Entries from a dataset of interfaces
_ _ _ _ _
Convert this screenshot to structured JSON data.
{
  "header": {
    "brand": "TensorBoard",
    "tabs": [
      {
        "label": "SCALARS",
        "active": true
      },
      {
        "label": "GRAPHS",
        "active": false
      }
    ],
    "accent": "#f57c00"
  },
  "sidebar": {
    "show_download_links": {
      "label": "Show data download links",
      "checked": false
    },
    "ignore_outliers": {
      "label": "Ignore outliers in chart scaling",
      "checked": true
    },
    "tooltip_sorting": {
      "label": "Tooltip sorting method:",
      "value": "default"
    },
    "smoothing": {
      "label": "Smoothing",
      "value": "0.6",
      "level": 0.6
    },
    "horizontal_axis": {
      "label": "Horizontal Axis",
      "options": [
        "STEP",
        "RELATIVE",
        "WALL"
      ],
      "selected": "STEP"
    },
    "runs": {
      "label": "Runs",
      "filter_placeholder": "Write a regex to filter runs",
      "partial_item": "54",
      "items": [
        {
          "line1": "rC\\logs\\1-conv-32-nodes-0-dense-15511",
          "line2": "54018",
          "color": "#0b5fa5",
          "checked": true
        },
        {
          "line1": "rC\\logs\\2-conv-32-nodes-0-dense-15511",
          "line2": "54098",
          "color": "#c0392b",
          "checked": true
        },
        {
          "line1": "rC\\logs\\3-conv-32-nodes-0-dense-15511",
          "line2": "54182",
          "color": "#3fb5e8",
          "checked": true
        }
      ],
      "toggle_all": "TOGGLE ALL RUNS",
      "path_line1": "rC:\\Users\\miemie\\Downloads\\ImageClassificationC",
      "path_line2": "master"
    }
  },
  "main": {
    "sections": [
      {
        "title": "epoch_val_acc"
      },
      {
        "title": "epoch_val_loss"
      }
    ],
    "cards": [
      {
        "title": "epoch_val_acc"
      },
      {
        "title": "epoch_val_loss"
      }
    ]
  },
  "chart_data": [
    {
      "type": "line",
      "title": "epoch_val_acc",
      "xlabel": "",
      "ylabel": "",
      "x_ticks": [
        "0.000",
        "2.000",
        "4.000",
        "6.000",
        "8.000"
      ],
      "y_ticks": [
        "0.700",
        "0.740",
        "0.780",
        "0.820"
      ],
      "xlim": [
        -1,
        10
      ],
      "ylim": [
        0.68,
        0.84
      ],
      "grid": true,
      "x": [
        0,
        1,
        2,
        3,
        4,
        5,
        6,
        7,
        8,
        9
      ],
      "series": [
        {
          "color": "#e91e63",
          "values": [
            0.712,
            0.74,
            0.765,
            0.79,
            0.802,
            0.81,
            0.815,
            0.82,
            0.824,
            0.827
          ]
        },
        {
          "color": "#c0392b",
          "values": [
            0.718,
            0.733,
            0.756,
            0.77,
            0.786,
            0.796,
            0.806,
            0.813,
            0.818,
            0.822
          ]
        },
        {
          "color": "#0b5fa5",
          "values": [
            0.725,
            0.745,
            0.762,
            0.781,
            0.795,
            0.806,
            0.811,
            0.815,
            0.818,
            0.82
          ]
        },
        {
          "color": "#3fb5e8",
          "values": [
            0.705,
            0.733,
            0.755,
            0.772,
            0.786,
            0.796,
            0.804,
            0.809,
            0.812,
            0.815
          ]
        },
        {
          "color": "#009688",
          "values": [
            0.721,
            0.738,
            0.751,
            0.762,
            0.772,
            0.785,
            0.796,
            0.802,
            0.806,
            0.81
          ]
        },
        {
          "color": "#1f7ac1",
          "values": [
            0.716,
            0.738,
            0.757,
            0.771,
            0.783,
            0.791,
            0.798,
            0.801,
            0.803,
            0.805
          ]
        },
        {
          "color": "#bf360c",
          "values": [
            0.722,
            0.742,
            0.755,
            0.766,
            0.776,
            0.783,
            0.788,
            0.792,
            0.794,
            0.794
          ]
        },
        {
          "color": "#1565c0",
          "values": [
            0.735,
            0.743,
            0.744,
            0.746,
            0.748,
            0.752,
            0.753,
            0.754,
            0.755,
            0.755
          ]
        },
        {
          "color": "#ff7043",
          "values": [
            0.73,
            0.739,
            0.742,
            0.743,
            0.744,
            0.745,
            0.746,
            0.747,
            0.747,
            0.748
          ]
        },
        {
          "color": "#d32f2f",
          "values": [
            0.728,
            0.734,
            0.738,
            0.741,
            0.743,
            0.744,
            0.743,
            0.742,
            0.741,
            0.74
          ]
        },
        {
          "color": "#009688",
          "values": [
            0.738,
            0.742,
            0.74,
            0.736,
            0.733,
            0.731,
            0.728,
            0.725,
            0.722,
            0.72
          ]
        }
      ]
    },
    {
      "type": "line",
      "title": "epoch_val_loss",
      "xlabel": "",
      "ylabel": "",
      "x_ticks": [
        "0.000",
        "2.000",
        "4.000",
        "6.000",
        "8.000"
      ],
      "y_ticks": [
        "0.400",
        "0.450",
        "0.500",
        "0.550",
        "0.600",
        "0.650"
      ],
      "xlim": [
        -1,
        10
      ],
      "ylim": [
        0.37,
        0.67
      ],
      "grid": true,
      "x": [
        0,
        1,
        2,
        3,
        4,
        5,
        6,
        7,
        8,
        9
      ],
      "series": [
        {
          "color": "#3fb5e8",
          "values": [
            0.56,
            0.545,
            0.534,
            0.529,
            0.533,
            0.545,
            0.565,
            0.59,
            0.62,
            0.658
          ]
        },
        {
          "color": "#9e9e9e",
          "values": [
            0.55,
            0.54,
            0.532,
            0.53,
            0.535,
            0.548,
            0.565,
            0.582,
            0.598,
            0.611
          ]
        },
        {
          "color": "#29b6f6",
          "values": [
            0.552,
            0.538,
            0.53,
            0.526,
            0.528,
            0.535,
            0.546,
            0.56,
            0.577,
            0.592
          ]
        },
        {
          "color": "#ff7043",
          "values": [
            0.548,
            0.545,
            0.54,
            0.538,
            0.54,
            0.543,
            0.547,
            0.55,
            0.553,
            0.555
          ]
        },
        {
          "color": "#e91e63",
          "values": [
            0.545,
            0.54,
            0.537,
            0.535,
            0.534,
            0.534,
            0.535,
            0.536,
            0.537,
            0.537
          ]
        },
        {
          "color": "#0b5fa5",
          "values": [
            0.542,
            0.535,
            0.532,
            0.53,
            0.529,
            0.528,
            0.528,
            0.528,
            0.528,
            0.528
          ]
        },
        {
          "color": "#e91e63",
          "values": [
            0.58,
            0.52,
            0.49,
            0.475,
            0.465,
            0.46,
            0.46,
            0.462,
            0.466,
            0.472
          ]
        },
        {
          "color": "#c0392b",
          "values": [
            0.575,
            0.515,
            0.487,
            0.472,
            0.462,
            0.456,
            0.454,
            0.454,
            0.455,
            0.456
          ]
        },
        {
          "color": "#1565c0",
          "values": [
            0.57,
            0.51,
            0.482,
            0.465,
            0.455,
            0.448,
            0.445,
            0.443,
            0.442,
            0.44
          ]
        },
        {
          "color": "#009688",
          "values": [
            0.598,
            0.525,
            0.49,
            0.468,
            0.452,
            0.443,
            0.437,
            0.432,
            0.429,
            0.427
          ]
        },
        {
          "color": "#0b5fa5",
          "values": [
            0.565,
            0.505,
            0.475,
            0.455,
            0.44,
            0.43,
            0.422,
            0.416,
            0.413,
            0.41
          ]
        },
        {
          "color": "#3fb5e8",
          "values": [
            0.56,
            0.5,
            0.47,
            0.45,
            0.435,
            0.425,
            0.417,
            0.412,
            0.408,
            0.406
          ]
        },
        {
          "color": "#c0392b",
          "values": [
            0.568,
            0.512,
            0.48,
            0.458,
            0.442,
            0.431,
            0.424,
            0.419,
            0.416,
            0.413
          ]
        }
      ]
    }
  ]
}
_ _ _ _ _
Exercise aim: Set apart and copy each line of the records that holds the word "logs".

Expected answer:
          "line1": "rC\\logs\\1-conv-32-nodes-0-dense-15511",
          "line1": "rC\\logs\\2-conv-32-nodes-0-dense-15511",
          "line1": "rC\\logs\\3-conv-32-nodes-0-dense-15511",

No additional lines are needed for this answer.